Long said he wants to spend more time with his family. His last day is March 8.



Police: Robbery suspect hurt in fight with store employee
CHARLOTTE, N.C. (AP) – Police in North Carolina say a cellphone store robbery suspect was critically injured after fighting with an employee who held him until police arrived.
Charlotte-Mecklenburg Police said in a statement that officers responding to a report of a robbery Thursday found employees holding a suspect on the ground. Officers discovered he needed medical attention and police say CPR was performed until he regained a pulse, then taken to a hospital in critical condition.
Police say their investigation found two males entered the store and fled after one of them stole phones. One suspect fought with an employee and was held until police arrived. Police say the other suspect fled in a truck and an employee fired a handgun, striking only the truck.
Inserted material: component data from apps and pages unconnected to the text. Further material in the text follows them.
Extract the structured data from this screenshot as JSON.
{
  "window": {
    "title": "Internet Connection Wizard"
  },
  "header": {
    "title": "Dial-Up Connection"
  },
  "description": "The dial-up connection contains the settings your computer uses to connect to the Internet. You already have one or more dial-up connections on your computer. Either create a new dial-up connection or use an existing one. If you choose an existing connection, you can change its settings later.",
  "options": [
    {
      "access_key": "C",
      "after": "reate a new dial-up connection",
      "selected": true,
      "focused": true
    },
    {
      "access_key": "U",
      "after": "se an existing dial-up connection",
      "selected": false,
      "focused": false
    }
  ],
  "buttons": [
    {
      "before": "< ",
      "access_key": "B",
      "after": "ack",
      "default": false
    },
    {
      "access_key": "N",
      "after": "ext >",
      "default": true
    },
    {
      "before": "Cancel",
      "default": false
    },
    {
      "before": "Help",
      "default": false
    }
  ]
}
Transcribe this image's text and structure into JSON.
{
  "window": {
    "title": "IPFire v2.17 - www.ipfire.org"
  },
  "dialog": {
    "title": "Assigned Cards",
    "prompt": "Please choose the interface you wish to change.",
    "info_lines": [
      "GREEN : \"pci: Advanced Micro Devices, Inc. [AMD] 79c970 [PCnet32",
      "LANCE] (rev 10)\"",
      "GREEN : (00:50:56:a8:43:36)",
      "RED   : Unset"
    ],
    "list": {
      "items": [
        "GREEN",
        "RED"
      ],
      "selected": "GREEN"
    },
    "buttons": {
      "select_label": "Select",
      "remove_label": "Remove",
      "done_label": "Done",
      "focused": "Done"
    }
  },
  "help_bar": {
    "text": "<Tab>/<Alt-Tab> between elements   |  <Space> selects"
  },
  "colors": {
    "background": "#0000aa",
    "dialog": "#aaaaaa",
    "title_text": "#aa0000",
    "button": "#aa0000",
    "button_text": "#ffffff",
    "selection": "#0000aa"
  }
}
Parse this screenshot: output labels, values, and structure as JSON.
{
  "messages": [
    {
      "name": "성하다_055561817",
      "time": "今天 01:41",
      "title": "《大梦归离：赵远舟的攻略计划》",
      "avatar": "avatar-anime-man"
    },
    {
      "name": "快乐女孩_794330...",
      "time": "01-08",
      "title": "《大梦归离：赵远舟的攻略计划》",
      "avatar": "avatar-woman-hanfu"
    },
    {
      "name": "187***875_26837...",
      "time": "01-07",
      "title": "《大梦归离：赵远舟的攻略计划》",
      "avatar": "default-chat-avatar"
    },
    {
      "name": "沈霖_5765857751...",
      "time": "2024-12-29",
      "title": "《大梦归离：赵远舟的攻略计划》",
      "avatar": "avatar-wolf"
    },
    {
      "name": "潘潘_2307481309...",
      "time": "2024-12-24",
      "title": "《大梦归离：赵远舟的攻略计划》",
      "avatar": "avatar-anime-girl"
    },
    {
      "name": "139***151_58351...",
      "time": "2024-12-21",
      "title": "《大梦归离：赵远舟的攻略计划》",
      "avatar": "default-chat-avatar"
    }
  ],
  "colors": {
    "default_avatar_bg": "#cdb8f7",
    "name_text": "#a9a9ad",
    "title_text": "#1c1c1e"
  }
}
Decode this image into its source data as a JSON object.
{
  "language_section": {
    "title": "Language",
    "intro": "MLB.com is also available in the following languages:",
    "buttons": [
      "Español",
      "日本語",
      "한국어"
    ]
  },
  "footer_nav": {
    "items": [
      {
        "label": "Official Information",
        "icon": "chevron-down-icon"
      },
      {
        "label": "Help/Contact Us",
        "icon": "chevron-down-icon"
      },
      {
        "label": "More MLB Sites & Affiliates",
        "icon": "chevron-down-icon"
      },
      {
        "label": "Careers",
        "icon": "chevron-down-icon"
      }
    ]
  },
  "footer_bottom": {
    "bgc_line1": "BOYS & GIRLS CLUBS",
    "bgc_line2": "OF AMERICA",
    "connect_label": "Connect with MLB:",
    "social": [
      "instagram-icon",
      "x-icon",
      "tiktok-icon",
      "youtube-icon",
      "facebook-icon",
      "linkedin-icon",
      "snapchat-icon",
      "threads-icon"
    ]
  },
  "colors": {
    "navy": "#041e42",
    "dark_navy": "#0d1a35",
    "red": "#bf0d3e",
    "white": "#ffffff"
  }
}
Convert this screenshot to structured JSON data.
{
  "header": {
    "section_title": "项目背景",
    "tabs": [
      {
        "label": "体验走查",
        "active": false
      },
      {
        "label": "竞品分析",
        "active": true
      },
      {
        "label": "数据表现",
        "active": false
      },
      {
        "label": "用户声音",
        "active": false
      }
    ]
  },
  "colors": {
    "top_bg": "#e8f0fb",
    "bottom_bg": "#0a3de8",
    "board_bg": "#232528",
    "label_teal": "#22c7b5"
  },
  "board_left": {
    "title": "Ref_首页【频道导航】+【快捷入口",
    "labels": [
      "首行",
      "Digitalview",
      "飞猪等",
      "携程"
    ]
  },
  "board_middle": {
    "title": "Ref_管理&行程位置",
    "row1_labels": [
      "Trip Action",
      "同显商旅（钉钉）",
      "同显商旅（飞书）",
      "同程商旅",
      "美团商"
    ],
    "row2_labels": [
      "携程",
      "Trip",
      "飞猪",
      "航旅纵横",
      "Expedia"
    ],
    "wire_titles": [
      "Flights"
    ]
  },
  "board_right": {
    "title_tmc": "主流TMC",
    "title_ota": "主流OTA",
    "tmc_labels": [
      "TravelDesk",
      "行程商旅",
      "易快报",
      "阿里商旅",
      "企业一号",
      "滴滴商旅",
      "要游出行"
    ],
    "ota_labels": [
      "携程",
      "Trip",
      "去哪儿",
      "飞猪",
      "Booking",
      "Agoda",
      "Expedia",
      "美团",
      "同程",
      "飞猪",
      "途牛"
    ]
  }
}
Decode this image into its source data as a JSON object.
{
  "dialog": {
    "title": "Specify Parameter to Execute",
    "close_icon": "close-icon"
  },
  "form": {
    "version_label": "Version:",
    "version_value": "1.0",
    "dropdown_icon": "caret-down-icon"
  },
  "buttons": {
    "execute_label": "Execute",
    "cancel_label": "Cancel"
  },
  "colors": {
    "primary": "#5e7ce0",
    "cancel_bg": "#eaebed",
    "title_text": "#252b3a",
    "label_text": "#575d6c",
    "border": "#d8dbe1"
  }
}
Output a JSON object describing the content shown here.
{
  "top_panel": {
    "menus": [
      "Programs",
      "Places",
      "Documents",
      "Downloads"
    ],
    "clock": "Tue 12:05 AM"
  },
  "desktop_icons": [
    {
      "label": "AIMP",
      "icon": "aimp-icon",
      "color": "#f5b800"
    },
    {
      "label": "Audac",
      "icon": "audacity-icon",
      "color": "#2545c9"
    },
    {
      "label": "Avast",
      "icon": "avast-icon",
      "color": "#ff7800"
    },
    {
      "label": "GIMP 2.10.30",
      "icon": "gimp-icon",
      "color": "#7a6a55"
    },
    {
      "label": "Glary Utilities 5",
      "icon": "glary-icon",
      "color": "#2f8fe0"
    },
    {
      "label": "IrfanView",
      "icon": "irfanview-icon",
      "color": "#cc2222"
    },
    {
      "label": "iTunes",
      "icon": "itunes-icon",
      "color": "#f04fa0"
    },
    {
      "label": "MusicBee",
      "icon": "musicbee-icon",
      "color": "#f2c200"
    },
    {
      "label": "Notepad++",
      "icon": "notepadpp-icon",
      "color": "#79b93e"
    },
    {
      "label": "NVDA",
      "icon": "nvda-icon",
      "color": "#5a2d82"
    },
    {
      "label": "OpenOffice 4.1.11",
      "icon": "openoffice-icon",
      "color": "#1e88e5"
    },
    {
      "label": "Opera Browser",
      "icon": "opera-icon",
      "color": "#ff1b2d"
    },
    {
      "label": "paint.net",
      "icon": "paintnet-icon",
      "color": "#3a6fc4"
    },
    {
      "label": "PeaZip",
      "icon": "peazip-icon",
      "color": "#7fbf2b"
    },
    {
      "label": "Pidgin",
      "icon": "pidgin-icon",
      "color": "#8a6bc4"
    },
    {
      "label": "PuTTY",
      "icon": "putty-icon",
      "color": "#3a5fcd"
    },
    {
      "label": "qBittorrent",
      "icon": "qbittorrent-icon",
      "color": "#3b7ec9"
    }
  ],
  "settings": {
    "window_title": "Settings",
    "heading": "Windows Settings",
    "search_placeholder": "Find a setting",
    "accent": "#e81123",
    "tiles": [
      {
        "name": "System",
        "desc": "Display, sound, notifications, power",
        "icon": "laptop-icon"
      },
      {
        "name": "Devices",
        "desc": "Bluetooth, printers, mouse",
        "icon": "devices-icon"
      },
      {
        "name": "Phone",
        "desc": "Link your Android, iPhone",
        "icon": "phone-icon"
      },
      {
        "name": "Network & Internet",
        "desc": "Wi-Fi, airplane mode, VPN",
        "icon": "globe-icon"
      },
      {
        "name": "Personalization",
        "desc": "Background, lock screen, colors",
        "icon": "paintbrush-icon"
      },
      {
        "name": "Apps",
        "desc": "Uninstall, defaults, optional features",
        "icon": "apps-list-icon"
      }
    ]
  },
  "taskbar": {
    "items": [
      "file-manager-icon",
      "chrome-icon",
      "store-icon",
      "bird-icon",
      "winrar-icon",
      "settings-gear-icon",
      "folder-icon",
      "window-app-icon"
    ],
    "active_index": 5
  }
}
North Carolina revenue forecast sees slight uptick
RALEIGH, N.C. (AP) – Top economists at the General Assembly and for Gov. Roy Cooper expect a slightly higher uptick in North Carolina government tax collections as they build out the next state budget.
The legislature’s fiscal office released the updated agreed-to forecast this week. It predicts overall revenues for the fiscal year ending June 30 will be $151 million higher than anticipated when the current year’s budget was approved.
That’s less than 1 percent of the $24 billion current budget, but is on top of the $365 million in additional revenue lawmakers already anticipated compared to last year. The fiscal office memo warns revenues can change significantly in April.
Cooper will soon unveil a proposed budget through mid-2021. The legislature will then pass a plan and present it to Cooper for his signature.



AP-WF-02-18-19 1120GMT